I would also say that there’s great value getting to spend a day meeting and networking with one’s peers and superiors. I met a lot of people I’d been wanting to meet and feel I made a lot of useful connections.

Could it be better?

Now that I’ve gone on about the best parts of the experience, I’d like to share a few things which I think could have been done better. Obviously this is a program still undergoing some significant evolution and rough spots remain. After mulling everything over for a week, I think there are four comments I’d share:

1- The second module, which covers all categories of spirits in one go, is massive and required reading it several times before I was confident I would remember enough to take and pass the on-line exam for it. It would be much better, I think, to split this module into two parts. Someone else in the course made the same observation during the Live day and suggested, quite reasonably, dividing that module into white goods and brown goods. Liqueurs, also covered in this module, could be made part of either half.
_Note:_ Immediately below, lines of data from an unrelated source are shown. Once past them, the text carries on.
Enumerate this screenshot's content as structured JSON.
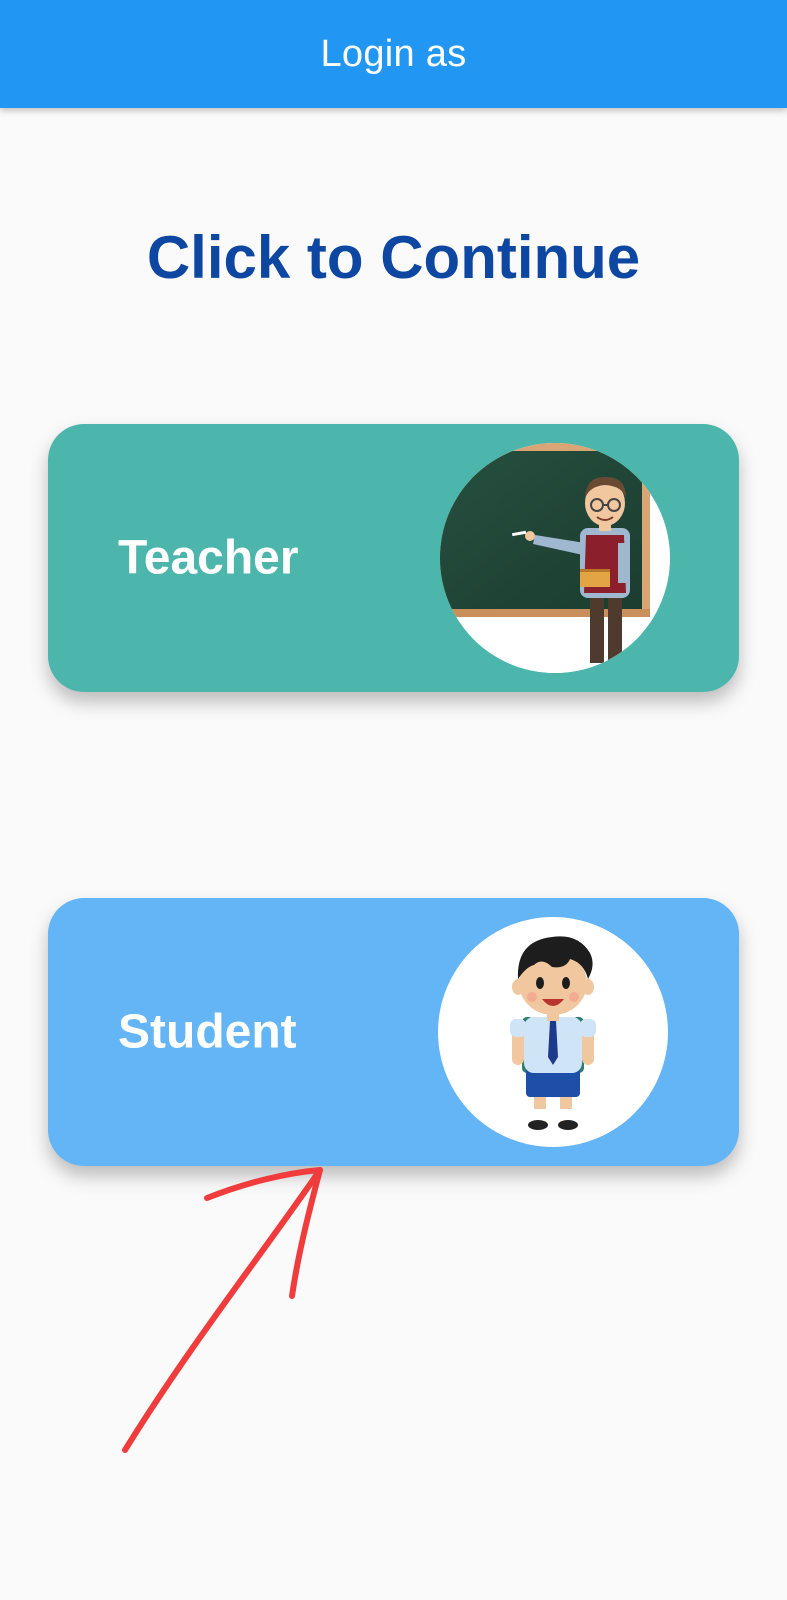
{
  "app_bar": {
    "title": "Login as"
  },
  "page": {
    "heading": "Click to Continue"
  },
  "roles": [
    {
      "label": "Teacher",
      "card_color": "#4db6ac",
      "illustration": "teacher-at-chalkboard-illustration"
    },
    {
      "label": "Student",
      "card_color": "#64b5f6",
      "illustration": "schoolboy-with-backpack-illustration"
    }
  ],
  "annotation": {
    "type": "hand-drawn-arrow",
    "color": "#f03c3c",
    "points_to": "student-card"
  },
  "colors": {
    "app_bar": "#2196f3",
    "heading": "#0d47a1",
    "background": "#fafafa"
  }
}
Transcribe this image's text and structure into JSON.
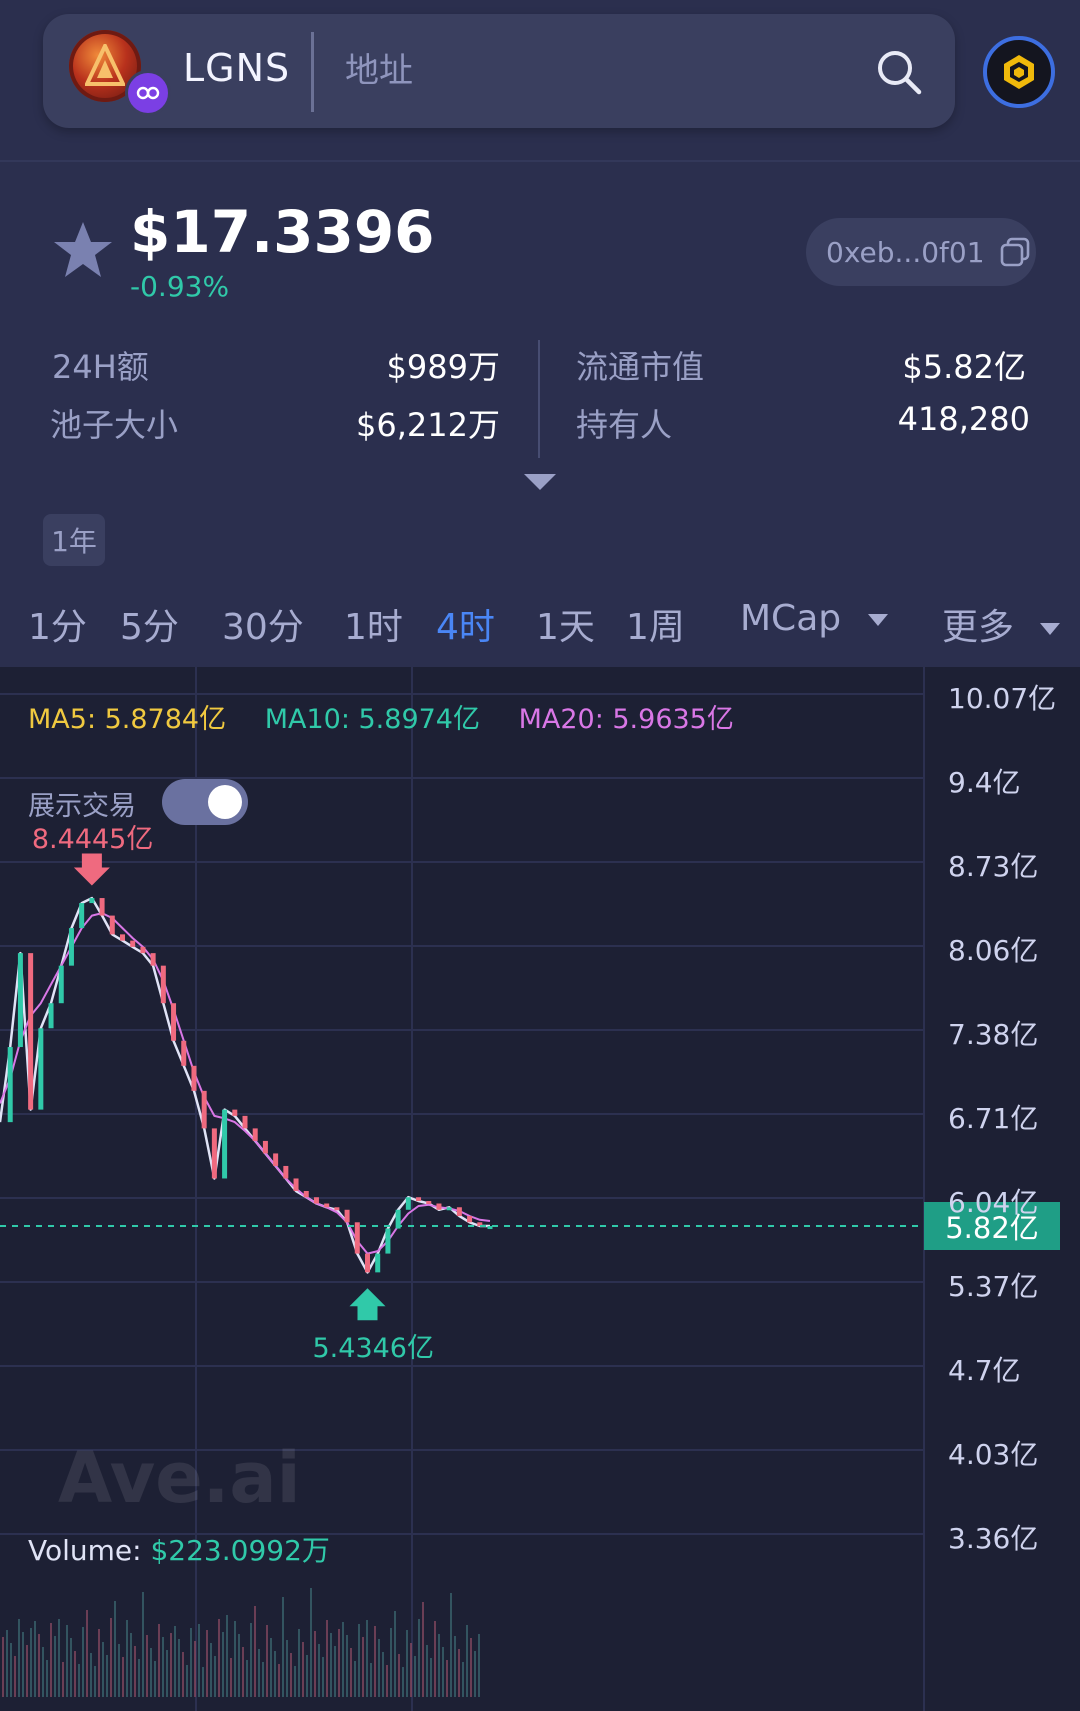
{
  "header": {
    "token_name": "LGNS",
    "address_placeholder": "地址"
  },
  "price": {
    "value": "$17.3396",
    "change": "-0.93%",
    "change_color": "#30c9a9",
    "contract_short": "0xeb...0f01"
  },
  "stats": {
    "vol24h_label": "24H额",
    "vol24h_value": "$989万",
    "pool_label": "池子大小",
    "pool_value": "$6,212万",
    "circ_mcap_label": "流通市值",
    "circ_mcap_value": "$5.82亿",
    "holders_label": "持有人",
    "holders_value": "418,280"
  },
  "range_chip": "1年",
  "tabs": [
    {
      "label": "1分"
    },
    {
      "label": "5分"
    },
    {
      "label": "30分"
    },
    {
      "label": "1时"
    },
    {
      "label": "4时",
      "active": true
    },
    {
      "label": "1天"
    },
    {
      "label": "1周"
    },
    {
      "label": "MCap"
    },
    {
      "label": "更多"
    }
  ],
  "chart": {
    "ma5": "MA5: 5.8784亿",
    "ma10": "MA10: 5.8974亿",
    "ma20": "MA20: 5.9635亿",
    "ma5_color": "#f0c940",
    "ma10_color": "#30c9a9",
    "ma20_color": "#d977e6",
    "show_trades_label": "展示交易",
    "show_trades_on": true,
    "high_marker": "8.4445亿",
    "low_marker": "5.4346亿",
    "current_value": "5.82亿",
    "volume_label": "Volume:",
    "volume_value": "$223.0992万",
    "watermark": "Ave.ai",
    "y_axis": [
      "10.07亿",
      "9.4亿",
      "8.73亿",
      "8.06亿",
      "7.38亿",
      "6.71亿",
      "6.04亿",
      "5.37亿",
      "4.7亿",
      "4.03亿",
      "3.36亿"
    ]
  },
  "chart_data": {
    "type": "line",
    "title": "",
    "unit": "亿",
    "x": [
      0,
      1,
      2,
      3,
      4,
      5,
      6,
      7,
      8,
      9,
      10,
      11,
      12,
      13,
      14,
      15,
      16,
      17,
      18,
      19,
      20,
      21,
      22,
      23,
      24,
      25,
      26,
      27,
      28,
      29,
      30,
      31,
      32,
      33,
      34,
      35,
      36,
      37,
      38,
      39,
      40,
      41,
      42,
      43,
      44,
      45,
      46,
      47,
      48
    ],
    "series": [
      {
        "name": "MCap",
        "color": "#e0e3f6",
        "values": [
          6.65,
          7.25,
          8.0,
          6.75,
          7.4,
          7.6,
          7.9,
          8.2,
          8.4,
          8.44,
          8.3,
          8.15,
          8.1,
          8.05,
          8.0,
          7.9,
          7.6,
          7.3,
          7.1,
          6.9,
          6.6,
          6.2,
          6.75,
          6.7,
          6.6,
          6.5,
          6.4,
          6.3,
          6.2,
          6.1,
          6.05,
          6.0,
          5.97,
          5.95,
          5.85,
          5.6,
          5.45,
          5.6,
          5.8,
          5.95,
          6.05,
          6.02,
          6.0,
          5.95,
          5.97,
          5.9,
          5.85,
          5.82,
          5.82
        ]
      },
      {
        "name": "MA20",
        "color": "#d977e6",
        "values": [
          6.8,
          7.0,
          7.3,
          7.5,
          7.6,
          7.75,
          7.9,
          8.05,
          8.2,
          8.3,
          8.32,
          8.28,
          8.2,
          8.12,
          8.05,
          7.95,
          7.78,
          7.55,
          7.3,
          7.05,
          6.85,
          6.7,
          6.68,
          6.65,
          6.58,
          6.5,
          6.4,
          6.3,
          6.2,
          6.12,
          6.05,
          6.0,
          5.97,
          5.93,
          5.85,
          5.7,
          5.6,
          5.62,
          5.7,
          5.82,
          5.92,
          5.98,
          5.99,
          5.97,
          5.96,
          5.94,
          5.9,
          5.87,
          5.86
        ]
      }
    ],
    "ylim": [
      3.36,
      10.07
    ],
    "highlights": {
      "high": 8.4445,
      "low": 5.4346,
      "current": 5.82
    }
  }
}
2- If you didn’t score perfectly on the on-line quizzes for each module, you were only told which of the questions you didn’t get right, not the correct answer to them. Worse, there are a number of questions of the form: “Which of the following is true:” or “True or False:” so you didn’t even know which question(s) you’d gotten wrong.

3- During the morning session we were given a couple of cocktails to try. It wasn’t really clear exactly why and to what purpose—i.e. did we really need to try a strawberry lemon drop? Since both were based on vodka, it came across as a bit of sales pitch to an audience possibly disinclined to sell cocktails based on this spirit. It was in fact the only time I felt ‘sold to’ during the event.

4- If feel the spirits tasting and evaluation section of the exam could have been better designed. In another life I was a very serious wine taster and attended biweekly blind tastings for many years. I found the format used for the written exam, a series of very specific multiple choice questions, to be less than inviting. I think the idea was that we were supposed to identify the primary characteristics of a given spirit by class (e.g. know that we’d been given a sample of gin rather than vodka). However, we all experience spirits (and wine for that matter) very subjectively and even experienced tasters aren’t always on their best game. Rather than making this part of the exam only about absolute right/wrong answers, I’d have found it more valuable if I had been asked to record my sensations of smell and taste as accurately as possible. Developing a good sense of ‘how’ a given spirit smells and tastes to us and learning how to communicate that seems every bit as important as the objective identification of a spirit tasted blind, which in practice will almost never happen when we’re at work behind a bar.

One last thing thing I’d add: the printed workbook contains numerous typos, grammatical errors and some seemingly contradictory information. It would be good for all of that to be remediated at some point.

P.S. As of this writing I have no idea if I passed. I *think* I made the cut but won’t know for a couple more days.